:: AVAILABLE DATA

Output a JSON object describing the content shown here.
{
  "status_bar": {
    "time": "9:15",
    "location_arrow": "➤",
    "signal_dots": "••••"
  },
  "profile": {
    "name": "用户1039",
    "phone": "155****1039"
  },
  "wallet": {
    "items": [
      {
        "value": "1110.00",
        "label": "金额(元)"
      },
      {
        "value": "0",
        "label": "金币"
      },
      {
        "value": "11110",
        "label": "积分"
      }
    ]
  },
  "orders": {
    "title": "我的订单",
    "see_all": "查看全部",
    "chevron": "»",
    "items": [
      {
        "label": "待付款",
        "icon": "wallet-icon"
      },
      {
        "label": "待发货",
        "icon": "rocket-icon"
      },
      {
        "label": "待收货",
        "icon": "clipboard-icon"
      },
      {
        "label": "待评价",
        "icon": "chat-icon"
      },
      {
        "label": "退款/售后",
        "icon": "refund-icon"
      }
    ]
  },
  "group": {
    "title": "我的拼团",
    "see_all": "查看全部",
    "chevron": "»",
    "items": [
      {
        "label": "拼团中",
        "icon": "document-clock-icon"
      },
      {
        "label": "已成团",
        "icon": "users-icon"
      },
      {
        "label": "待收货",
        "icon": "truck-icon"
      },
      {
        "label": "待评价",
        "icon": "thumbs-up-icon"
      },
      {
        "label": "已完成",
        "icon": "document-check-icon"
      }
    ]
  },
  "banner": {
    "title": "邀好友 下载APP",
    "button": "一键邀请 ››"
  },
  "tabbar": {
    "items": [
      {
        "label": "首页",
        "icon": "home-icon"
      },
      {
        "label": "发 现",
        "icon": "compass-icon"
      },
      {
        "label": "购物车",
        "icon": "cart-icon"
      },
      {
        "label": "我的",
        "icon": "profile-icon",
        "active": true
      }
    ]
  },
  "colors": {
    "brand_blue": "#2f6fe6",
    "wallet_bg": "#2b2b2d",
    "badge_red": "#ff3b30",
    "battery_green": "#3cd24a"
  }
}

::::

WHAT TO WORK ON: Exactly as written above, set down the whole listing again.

ANSWER SECTION:
Output a JSON object describing the content shown here.
{
  "status_bar": {
    "time": "9:15",
    "location_arrow": "➤",
    "signal_dots": "••••"
  },
  "profile": {
    "name": "用户1039",
    "phone": "155****1039"
  },
  "wallet": {
    "items": [
      {
        "value": "1110.00",
        "label": "金额(元)"
      },
      {
        "value": "0",
        "label": "金币"
      },
      {
        "value": "11110",
        "label": "积分"
      }
    ]
  },
  "orders": {
    "title": "我的订单",
    "see_all": "查看全部",
    "chevron": "»",
    "items": [
      {
        "label": "待付款",
        "icon": "wallet-icon"
      },
      {
        "label": "待发货",
        "icon": "rocket-icon"
      },
      {
        "label": "待收货",
        "icon": "clipboard-icon"
      },
      {
        "label": "待评价",
        "icon": "chat-icon"
      },
      {
        "label": "退款/售后",
        "icon": "refund-icon"
      }
    ]
  },
  "group": {
    "title": "我的拼团",
    "see_all": "查看全部",
    "chevron": "»",
    "items": [
      {
        "label": "拼团中",
        "icon": "document-clock-icon"
      },
      {
        "label": "已成团",
        "icon": "users-icon"
      },
      {
        "label": "待收货",
        "icon": "truck-icon"
      },
      {
        "label": "待评价",
        "icon": "thumbs-up-icon"
      },
      {
        "label": "已完成",
        "icon": "document-check-icon"
      }
    ]
  },
  "banner": {
    "title": "邀好友 下载APP",
    "button": "一键邀请 ››"
  },
  "tabbar": {
    "items": [
      {
        "label": "首页",
        "icon": "home-icon"
      },
      {
        "label": "发 现",
        "icon": "compass-icon"
      },
      {
        "label": "购物车",
        "icon": "cart-icon"
      },
      {
        "label": "我的",
        "icon": "profile-icon",
        "active": true
      }
    ]
  },
  "colors": {
    "brand_blue": "#2f6fe6",
    "wallet_bg": "#2b2b2d",
    "badge_red": "#ff3b30",
    "battery_green": "#3cd24a"
  }
}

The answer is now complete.